Although, backing up my stuff will take awhile too but not nearly as long as it takes to rebuild. If I had a faster machine, I’d definately would rebuild.
That’s exactly one of the concerns that I had. Alot of people don’t realize that with the development branch it’s sometimes better to reinstall due to the changes that have occured. When there’s alot of changes in the system, such as you mentioned /libexec, it’s better to reinstall.
Another example is that FreBSD now uses Perl 5.8.x rather than version 5.6.x and I build world I would still have that older version of Perl rather than the installer installing the latest supported version of Perl. Actually, I don’t think it would really matter much but it’s just an example of things that get left behind. Sure I can easily just update Perl, but that too will take awhile.
So my point is, I agree with you Ricin.
Where did it go? It seems to have disappeared without a trace? Or did my install not copy/build/.. it for some odd reason?
The pkgdb is part of portupgrade, so do you have portupgrade installed?
Isn’t that part of portupgrade or am I mistaken? Let’s check…
> pkg_info portupgrade-20040208
Information for portupgrade-20040208:
FreeBSD ports/packages administration and management tool suite
Portupgrade is a tool to upgrade installed packages via ports or
packages. You can upgrade installed packages without having to
reinstall depending or dependent packages. It can automatically trace
dependency chains up and down upgrading packages recursively.
This package also includes the following utilities:
portinstall: Helps you install new ports in a handy way.
portcvsweb: Instantly lets you browse change history via CVSweb.
portversion: Replaces pkg_version(1) and helps you upgrade packages
with portupgrade(1). (runs much faster)
portsclean: Cleans ports workdir’s, unreferenced distfiles,
old and orphan shared libraries, and stale packages.
portsdb: Creates binary database from the ports INDEX.
ports_glob: Expands ports globs.
pkg_deinstall: Wraps pkg_delete(1) and provides additional features.
pkg_fetch: Fetches packages from a remote site.
pkg_glob: Expands package globs.
pkg_which: Checks which package a file came from quickly.
pkgdb: Manages and searches the package database.
Author: Akinori MUSHA <knu@FreeBSD.org>
Yep, it’s part of portupgrade.
What’s the difference between /usr/ports/INDEX and /usr/ports/INDEX-5 ? Which one ‘portsdb -U’ updates? (I think that if you ‘make index’ in /usr/ports it rebuilds INDEX-5, is this correct?)
Whoopsie. I knew I forgot something :o)
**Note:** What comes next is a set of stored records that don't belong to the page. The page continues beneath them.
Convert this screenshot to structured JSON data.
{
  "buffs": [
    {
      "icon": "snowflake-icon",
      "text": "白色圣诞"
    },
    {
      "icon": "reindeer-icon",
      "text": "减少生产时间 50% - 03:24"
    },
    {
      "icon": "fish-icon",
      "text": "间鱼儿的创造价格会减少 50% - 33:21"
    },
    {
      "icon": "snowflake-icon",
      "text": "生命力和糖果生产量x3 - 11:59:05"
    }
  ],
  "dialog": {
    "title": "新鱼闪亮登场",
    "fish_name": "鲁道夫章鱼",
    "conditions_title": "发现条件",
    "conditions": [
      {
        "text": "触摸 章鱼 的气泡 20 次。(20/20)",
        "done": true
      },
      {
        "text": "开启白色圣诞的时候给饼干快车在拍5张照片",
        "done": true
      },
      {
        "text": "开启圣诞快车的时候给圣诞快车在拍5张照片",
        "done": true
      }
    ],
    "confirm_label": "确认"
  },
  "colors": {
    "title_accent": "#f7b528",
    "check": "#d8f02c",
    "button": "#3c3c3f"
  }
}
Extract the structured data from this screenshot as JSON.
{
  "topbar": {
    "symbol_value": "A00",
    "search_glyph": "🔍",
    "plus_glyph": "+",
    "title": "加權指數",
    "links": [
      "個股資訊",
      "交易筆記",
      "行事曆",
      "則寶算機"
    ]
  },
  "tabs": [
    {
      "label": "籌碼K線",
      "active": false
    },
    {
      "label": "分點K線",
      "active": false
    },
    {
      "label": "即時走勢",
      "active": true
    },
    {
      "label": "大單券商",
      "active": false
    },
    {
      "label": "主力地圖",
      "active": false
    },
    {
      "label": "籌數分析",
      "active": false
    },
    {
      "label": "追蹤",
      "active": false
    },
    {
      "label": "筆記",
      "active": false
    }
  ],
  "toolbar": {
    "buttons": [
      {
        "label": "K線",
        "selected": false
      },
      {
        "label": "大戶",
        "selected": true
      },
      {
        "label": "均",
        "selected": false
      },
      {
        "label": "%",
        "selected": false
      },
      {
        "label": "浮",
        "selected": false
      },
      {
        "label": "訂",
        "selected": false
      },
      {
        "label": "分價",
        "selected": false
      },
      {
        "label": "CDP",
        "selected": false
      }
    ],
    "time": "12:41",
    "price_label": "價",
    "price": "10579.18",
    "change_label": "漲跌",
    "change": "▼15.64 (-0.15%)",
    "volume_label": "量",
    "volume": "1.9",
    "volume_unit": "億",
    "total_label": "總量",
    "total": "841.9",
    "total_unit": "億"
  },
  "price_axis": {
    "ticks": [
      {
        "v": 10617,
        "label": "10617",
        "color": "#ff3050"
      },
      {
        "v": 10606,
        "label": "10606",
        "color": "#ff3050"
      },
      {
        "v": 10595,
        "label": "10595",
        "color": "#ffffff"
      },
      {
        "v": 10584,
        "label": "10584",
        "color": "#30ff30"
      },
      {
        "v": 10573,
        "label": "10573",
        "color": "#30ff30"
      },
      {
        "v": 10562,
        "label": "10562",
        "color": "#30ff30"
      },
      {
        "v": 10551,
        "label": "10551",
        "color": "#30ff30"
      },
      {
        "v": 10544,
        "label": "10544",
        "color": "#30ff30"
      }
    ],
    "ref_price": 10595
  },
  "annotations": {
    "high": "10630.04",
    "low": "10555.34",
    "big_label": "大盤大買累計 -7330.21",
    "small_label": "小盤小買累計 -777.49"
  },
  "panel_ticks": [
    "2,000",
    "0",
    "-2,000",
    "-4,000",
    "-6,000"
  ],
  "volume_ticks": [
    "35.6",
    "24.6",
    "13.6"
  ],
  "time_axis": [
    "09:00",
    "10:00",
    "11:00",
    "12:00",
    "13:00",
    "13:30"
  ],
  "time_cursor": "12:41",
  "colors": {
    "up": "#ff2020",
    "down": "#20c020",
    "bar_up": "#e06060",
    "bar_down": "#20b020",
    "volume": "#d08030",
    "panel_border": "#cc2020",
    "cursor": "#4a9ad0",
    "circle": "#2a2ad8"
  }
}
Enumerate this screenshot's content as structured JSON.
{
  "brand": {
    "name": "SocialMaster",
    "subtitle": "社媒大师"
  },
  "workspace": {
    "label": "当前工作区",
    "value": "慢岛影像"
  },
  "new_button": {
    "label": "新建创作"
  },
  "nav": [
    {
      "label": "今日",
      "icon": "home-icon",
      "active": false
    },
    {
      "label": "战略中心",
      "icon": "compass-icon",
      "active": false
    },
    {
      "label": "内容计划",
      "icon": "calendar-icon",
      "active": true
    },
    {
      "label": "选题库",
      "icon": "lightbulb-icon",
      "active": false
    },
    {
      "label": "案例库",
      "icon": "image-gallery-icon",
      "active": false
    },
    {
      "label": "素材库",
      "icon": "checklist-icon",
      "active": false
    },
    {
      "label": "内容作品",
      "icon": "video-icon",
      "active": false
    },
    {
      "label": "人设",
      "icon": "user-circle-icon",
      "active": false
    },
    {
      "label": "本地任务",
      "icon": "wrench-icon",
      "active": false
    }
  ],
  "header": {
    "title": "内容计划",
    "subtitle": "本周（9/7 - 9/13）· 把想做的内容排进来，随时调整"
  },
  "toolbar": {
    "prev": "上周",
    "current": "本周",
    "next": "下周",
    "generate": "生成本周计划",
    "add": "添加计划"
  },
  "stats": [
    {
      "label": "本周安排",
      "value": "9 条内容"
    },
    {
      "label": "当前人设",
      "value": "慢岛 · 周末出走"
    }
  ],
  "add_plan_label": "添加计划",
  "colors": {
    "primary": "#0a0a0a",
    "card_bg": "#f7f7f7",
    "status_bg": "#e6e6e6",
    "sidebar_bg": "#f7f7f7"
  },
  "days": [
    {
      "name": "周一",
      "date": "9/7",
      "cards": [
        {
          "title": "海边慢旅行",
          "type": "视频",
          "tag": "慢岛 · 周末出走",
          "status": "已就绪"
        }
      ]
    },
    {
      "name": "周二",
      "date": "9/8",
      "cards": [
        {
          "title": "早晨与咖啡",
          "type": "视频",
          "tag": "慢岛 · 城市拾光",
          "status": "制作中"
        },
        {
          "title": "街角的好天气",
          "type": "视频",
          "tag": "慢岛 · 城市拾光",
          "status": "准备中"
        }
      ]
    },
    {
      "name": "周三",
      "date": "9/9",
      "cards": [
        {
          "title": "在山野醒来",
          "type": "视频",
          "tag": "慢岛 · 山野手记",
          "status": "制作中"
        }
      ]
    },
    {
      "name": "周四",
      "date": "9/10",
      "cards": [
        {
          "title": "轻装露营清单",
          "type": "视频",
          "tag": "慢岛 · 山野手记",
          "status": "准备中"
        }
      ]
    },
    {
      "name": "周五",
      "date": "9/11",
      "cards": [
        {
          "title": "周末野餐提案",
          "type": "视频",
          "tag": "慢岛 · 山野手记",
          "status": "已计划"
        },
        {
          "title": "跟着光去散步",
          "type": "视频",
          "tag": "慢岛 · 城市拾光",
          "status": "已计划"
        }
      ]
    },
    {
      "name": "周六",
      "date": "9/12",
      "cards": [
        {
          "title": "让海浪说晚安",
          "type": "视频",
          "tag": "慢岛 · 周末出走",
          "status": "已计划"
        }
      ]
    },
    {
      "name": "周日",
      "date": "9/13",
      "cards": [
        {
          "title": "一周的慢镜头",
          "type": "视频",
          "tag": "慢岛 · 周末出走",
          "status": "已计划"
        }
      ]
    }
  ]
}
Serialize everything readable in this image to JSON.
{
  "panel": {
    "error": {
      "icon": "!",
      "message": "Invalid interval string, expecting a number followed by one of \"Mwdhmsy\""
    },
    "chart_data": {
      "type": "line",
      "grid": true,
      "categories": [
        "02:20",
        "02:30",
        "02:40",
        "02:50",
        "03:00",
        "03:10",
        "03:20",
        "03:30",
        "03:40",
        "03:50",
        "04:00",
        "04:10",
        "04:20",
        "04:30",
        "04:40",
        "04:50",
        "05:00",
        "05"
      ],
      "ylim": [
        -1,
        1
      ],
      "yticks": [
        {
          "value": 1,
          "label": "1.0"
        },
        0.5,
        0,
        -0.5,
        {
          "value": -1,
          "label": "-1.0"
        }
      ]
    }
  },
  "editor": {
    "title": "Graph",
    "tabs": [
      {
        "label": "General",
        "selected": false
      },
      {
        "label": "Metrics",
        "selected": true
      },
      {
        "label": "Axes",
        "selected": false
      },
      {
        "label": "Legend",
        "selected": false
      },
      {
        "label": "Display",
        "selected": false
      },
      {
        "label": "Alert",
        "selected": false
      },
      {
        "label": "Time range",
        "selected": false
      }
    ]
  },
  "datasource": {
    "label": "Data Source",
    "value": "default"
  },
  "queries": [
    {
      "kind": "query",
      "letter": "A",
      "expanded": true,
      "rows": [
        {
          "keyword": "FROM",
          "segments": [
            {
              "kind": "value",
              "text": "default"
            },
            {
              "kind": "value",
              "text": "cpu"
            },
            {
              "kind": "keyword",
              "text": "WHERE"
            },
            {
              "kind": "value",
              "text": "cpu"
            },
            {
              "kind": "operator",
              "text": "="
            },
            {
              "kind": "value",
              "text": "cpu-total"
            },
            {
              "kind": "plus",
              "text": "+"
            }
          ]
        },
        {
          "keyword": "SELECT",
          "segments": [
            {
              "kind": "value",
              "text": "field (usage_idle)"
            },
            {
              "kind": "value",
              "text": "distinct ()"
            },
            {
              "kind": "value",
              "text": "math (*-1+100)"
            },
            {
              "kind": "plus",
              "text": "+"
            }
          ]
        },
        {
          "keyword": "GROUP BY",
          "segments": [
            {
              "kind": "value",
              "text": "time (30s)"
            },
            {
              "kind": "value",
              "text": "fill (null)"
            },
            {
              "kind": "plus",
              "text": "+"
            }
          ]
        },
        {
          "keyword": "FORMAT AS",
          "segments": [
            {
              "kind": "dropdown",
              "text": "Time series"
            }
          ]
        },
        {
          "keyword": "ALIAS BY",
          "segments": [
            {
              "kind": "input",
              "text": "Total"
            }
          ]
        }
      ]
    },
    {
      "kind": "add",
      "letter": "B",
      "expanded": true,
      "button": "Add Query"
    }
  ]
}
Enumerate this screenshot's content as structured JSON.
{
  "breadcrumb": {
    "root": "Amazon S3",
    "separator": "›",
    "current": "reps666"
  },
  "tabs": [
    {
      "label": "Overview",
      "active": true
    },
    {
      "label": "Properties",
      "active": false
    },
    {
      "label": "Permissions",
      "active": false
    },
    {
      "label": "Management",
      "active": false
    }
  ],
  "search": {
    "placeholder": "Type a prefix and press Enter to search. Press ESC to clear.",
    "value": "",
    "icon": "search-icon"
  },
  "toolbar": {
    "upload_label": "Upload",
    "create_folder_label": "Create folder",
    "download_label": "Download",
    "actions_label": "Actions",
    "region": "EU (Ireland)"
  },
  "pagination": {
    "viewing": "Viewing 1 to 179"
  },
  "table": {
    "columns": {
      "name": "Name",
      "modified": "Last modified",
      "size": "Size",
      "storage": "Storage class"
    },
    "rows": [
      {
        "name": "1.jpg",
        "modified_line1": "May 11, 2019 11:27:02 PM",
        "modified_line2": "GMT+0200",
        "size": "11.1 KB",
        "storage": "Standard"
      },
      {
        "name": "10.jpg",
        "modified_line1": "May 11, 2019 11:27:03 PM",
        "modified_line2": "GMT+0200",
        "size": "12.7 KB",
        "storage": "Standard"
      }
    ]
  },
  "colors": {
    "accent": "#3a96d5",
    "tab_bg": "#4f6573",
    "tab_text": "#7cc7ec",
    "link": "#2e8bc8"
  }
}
I certainly hope that this one is more stable than the last release. 5.2 was the most dissapointing release since 5.0 as so many basic things were broken. 5.2 was a truely horrible release, and I hope to high heaven that the FreeBSD folks have gotten themselves back on track producing quality code.